— Description of the task —
Below are some records. Copy every line in them that holds "Feature".
Start of Recorded data
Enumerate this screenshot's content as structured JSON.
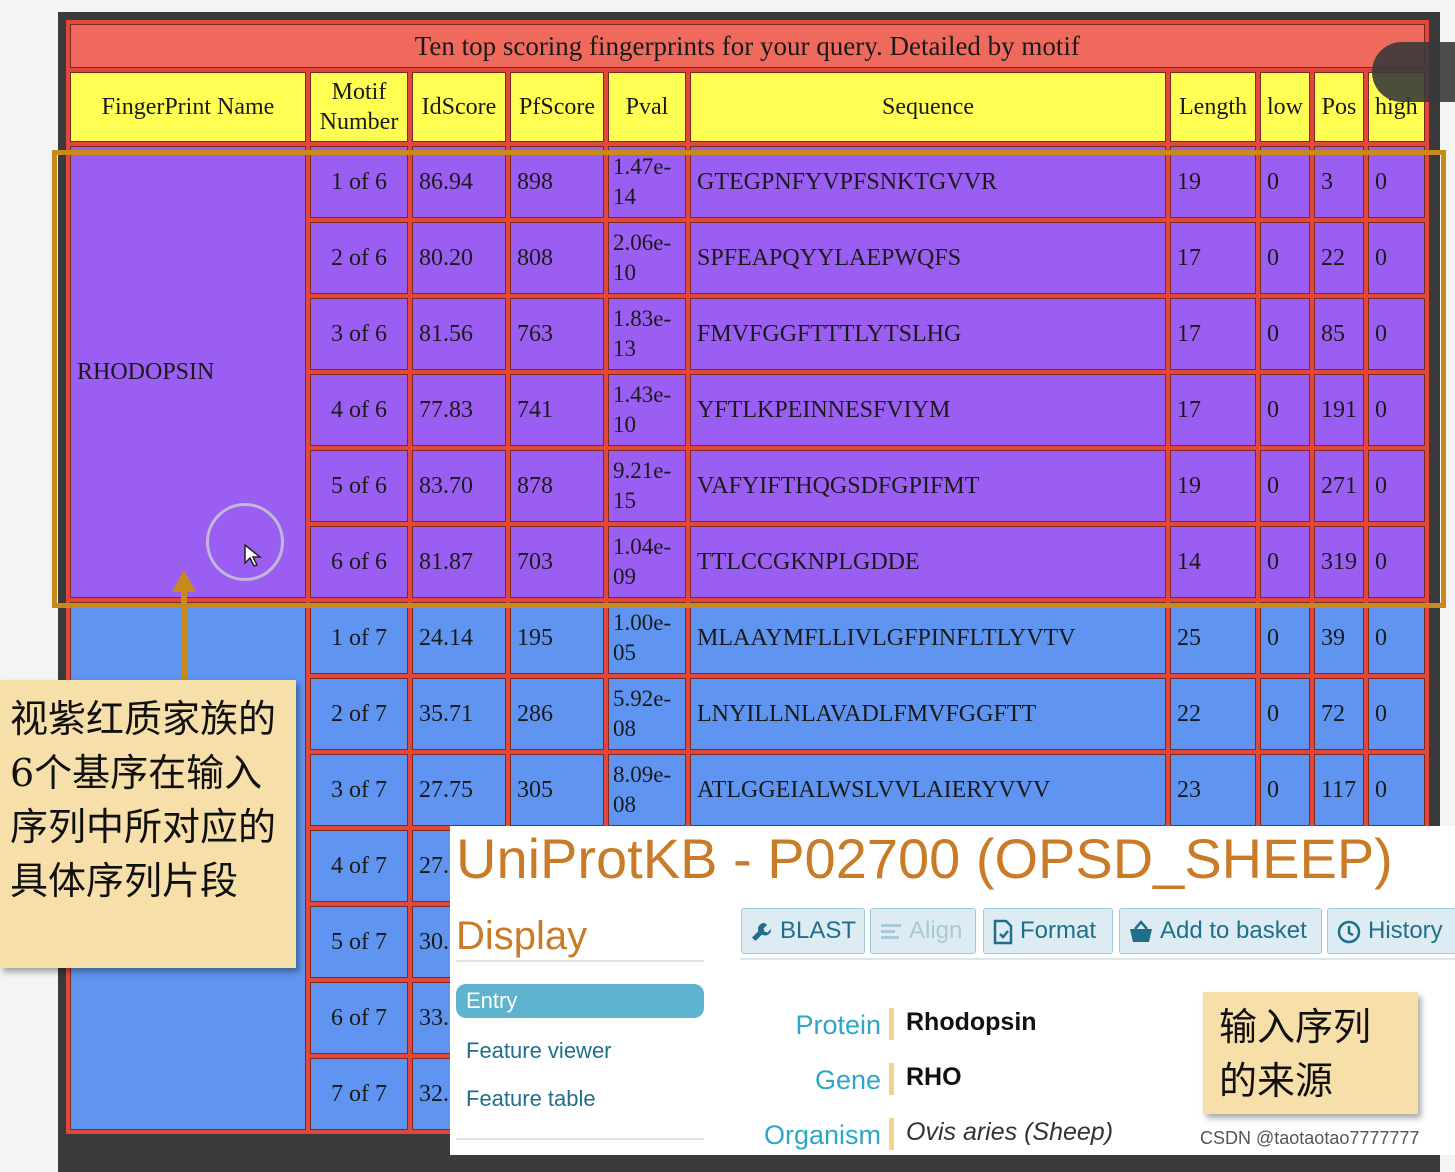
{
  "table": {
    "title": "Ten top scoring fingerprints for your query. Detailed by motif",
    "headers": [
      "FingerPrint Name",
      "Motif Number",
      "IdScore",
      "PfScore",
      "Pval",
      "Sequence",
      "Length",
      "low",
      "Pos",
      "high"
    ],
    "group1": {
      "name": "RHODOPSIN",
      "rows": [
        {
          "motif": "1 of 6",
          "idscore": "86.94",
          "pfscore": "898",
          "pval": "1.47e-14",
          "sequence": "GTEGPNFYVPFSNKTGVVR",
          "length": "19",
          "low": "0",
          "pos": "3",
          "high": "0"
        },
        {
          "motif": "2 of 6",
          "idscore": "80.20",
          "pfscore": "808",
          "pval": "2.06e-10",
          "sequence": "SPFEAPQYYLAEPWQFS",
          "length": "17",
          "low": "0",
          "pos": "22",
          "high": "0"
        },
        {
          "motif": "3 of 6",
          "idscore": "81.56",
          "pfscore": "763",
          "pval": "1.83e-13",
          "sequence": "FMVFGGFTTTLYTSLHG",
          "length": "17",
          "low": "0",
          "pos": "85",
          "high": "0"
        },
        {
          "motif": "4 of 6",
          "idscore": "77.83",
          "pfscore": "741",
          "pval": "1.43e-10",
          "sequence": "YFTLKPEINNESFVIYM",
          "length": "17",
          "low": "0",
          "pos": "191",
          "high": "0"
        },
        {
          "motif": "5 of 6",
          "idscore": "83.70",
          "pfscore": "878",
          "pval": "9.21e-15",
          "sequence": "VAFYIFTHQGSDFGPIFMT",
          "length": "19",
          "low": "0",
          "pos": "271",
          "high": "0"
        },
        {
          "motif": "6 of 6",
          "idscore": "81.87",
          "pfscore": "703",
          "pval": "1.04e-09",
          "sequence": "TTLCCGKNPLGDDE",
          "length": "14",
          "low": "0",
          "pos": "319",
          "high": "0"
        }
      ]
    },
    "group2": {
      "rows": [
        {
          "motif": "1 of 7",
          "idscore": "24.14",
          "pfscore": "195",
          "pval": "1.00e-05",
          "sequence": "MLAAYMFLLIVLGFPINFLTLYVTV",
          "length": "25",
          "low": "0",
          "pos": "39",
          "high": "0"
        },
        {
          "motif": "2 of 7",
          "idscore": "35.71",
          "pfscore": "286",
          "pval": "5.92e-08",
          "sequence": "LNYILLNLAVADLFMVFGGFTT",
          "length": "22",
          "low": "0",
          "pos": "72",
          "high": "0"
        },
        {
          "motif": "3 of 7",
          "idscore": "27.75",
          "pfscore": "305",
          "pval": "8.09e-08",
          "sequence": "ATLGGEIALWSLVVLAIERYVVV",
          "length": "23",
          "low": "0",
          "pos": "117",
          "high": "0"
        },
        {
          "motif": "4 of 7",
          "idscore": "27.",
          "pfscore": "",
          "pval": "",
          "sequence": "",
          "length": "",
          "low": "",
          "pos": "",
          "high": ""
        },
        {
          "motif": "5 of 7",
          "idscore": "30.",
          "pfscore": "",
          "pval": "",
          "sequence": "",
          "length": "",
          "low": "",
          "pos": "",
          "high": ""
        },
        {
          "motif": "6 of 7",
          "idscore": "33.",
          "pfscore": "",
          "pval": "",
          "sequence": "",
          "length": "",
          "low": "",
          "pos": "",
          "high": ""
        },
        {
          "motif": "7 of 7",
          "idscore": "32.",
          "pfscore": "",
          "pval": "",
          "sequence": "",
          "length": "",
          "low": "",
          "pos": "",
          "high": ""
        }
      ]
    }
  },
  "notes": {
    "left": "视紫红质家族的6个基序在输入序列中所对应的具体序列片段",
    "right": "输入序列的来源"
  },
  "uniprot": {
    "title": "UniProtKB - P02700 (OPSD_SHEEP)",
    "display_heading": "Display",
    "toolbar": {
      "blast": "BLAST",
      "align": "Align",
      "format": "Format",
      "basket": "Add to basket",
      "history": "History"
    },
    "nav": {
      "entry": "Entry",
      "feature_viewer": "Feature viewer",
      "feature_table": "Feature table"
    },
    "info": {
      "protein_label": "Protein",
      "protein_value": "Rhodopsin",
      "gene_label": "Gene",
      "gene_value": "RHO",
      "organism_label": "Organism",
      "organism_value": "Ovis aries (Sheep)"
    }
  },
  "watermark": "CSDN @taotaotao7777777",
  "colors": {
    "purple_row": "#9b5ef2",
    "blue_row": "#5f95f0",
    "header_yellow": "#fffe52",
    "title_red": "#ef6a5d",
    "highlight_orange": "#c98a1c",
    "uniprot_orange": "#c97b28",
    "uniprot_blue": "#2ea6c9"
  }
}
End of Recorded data
— Your solution —
      "feature_viewer": "Feature viewer",
      "feature_table": "Feature table"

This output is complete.